#### Data for processing ####

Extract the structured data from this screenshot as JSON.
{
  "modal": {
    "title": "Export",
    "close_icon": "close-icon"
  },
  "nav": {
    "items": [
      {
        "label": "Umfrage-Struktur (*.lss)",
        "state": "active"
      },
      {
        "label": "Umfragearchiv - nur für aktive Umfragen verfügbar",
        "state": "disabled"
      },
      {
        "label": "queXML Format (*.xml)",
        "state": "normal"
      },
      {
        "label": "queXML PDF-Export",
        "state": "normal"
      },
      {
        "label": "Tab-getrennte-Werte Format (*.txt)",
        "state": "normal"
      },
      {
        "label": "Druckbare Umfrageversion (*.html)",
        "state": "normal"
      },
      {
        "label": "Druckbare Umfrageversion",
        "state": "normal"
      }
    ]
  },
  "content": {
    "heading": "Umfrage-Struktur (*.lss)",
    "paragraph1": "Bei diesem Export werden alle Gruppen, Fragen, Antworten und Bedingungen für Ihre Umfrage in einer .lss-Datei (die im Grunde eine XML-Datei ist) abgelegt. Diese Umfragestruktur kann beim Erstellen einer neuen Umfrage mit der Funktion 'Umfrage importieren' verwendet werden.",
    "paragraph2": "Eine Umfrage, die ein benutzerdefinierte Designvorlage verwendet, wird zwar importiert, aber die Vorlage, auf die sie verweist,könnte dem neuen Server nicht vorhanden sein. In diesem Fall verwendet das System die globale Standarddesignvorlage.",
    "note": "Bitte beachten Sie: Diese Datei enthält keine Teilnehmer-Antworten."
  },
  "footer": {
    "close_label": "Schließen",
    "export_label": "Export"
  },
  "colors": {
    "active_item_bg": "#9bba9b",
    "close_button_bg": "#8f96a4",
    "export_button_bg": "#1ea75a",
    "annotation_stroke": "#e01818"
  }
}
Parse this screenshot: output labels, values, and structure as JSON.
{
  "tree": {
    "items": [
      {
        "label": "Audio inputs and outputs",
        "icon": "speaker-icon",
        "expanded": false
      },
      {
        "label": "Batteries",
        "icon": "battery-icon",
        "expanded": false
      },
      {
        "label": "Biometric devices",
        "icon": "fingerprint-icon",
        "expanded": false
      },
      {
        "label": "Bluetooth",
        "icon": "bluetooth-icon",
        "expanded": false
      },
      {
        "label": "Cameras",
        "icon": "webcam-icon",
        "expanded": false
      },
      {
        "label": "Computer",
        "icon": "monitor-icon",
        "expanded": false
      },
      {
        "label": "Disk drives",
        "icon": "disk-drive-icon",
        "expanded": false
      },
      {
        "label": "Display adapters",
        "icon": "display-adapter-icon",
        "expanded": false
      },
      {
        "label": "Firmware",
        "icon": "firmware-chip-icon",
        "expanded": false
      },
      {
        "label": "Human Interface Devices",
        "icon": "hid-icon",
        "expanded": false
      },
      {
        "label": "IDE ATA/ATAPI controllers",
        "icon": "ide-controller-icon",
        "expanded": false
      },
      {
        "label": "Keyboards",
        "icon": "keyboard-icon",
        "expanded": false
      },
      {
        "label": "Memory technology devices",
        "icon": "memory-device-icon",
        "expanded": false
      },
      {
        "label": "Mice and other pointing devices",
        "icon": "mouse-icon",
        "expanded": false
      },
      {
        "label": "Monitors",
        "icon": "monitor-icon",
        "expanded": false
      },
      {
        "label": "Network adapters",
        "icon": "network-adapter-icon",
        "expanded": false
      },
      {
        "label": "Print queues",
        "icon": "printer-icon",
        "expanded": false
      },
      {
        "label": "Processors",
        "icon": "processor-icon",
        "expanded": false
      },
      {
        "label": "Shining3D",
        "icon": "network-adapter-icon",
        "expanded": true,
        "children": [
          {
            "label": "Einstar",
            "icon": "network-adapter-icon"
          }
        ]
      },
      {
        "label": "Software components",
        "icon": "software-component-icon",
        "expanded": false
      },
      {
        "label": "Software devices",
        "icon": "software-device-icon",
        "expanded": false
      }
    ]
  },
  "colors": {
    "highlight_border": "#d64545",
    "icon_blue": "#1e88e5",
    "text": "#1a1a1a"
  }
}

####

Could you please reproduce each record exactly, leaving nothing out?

__Response to the task__.
Extract the structured data from this screenshot as JSON.
{
  "modal": {
    "title": "Export",
    "close_icon": "close-icon"
  },
  "nav": {
    "items": [
      {
        "label": "Umfrage-Struktur (*.lss)",
        "state": "active"
      },
      {
        "label": "Umfragearchiv - nur für aktive Umfragen verfügbar",
        "state": "disabled"
      },
      {
        "label": "queXML Format (*.xml)",
        "state": "normal"
      },
      {
        "label": "queXML PDF-Export",
        "state": "normal"
      },
      {
        "label": "Tab-getrennte-Werte Format (*.txt)",
        "state": "normal"
      },
      {
        "label": "Druckbare Umfrageversion (*.html)",
        "state": "normal"
      },
      {
        "label": "Druckbare Umfrageversion",
        "state": "normal"
      }
    ]
  },
  "content": {
    "heading": "Umfrage-Struktur (*.lss)",
    "paragraph1": "Bei diesem Export werden alle Gruppen, Fragen, Antworten und Bedingungen für Ihre Umfrage in einer .lss-Datei (die im Grunde eine XML-Datei ist) abgelegt. Diese Umfragestruktur kann beim Erstellen einer neuen Umfrage mit der Funktion 'Umfrage importieren' verwendet werden.",
    "paragraph2": "Eine Umfrage, die ein benutzerdefinierte Designvorlage verwendet, wird zwar importiert, aber die Vorlage, auf die sie verweist,könnte dem neuen Server nicht vorhanden sein. In diesem Fall verwendet das System die globale Standarddesignvorlage.",
    "note": "Bitte beachten Sie: Diese Datei enthält keine Teilnehmer-Antworten."
  },
  "footer": {
    "close_label": "Schließen",
    "export_label": "Export"
  },
  "colors": {
    "active_item_bg": "#9bba9b",
    "close_button_bg": "#8f96a4",
    "export_button_bg": "#1ea75a",
    "annotation_stroke": "#e01818"
  }
}
Parse this screenshot: output labels, values, and structure as JSON.
{
  "tree": {
    "items": [
      {
        "label": "Audio inputs and outputs",
        "icon": "speaker-icon",
        "expanded": false
      },
      {
        "label": "Batteries",
        "icon": "battery-icon",
        "expanded": false
      },
      {
        "label": "Biometric devices",
        "icon": "fingerprint-icon",
        "expanded": false
      },
      {
        "label": "Bluetooth",
        "icon": "bluetooth-icon",
        "expanded": false
      },
      {
        "label": "Cameras",
        "icon": "webcam-icon",
        "expanded": false
      },
      {
        "label": "Computer",
        "icon": "monitor-icon",
        "expanded": false
      },
      {
        "label": "Disk drives",
        "icon": "disk-drive-icon",
        "expanded": false
      },
      {
        "label": "Display adapters",
        "icon": "display-adapter-icon",
        "expanded": false
      },
      {
        "label": "Firmware",
        "icon": "firmware-chip-icon",
        "expanded": false
      },
      {
        "label": "Human Interface Devices",
        "icon": "hid-icon",
        "expanded": false
      },
      {
        "label": "IDE ATA/ATAPI controllers",
        "icon": "ide-controller-icon",
        "expanded": false
      },
      {
        "label": "Keyboards",
        "icon": "keyboard-icon",
        "expanded": false
      },
      {
        "label": "Memory technology devices",
        "icon": "memory-device-icon",
        "expanded": false
      },
      {
        "label": "Mice and other pointing devices",
        "icon": "mouse-icon",
        "expanded": false
      },
      {
        "label": "Monitors",
        "icon": "monitor-icon",
        "expanded": false
      },
      {
        "label": "Network adapters",
        "icon": "network-adapter-icon",
        "expanded": false
      },
      {
        "label": "Print queues",
        "icon": "printer-icon",
        "expanded": false
      },
      {
        "label": "Processors",
        "icon": "processor-icon",
        "expanded": false
      },
      {
        "label": "Shining3D",
        "icon": "network-adapter-icon",
        "expanded": true,
        "children": [
          {
            "label": "Einstar",
            "icon": "network-adapter-icon"
          }
        ]
      },
      {
        "label": "Software components",
        "icon": "software-component-icon",
        "expanded": false
      },
      {
        "label": "Software devices",
        "icon": "software-device-icon",
        "expanded": false
      }
    ]
  },
  "colors": {
    "highlight_border": "#d64545",
    "icon_blue": "#1e88e5",
    "text": "#1a1a1a"
  }
}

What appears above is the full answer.